_Task to carry out_: Return all lines in the material below that contain "title".

_Provided information_:
*****

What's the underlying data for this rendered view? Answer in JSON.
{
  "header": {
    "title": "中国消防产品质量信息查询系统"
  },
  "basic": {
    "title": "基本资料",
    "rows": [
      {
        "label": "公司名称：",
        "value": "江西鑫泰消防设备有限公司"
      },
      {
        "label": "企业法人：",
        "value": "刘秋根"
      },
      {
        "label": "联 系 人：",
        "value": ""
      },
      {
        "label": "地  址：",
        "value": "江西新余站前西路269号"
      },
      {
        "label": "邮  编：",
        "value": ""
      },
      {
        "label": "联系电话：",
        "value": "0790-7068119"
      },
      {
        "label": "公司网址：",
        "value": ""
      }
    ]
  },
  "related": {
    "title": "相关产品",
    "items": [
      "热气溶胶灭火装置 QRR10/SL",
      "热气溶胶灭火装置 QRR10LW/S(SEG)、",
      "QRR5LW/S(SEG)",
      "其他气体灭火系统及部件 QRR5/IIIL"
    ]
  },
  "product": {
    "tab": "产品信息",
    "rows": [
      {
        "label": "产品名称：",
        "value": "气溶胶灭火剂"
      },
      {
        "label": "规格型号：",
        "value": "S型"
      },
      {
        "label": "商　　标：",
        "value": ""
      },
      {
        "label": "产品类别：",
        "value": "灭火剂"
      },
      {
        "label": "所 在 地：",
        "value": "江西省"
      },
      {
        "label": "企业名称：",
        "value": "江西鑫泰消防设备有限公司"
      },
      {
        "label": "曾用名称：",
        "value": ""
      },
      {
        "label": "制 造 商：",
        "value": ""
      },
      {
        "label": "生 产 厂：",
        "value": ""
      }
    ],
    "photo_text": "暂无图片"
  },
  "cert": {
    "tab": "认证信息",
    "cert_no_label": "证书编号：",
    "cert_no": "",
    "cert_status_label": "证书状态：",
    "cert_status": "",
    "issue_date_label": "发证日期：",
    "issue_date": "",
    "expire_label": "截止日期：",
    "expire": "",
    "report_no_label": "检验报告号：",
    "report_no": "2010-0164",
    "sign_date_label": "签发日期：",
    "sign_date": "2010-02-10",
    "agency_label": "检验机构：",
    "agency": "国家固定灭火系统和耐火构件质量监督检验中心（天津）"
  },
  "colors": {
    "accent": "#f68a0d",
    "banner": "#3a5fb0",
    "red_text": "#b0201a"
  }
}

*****

_Answer space_:
    "title": "中国消防产品质量信息查询系统"
    "title": "基本资料",
    "title": "相关产品",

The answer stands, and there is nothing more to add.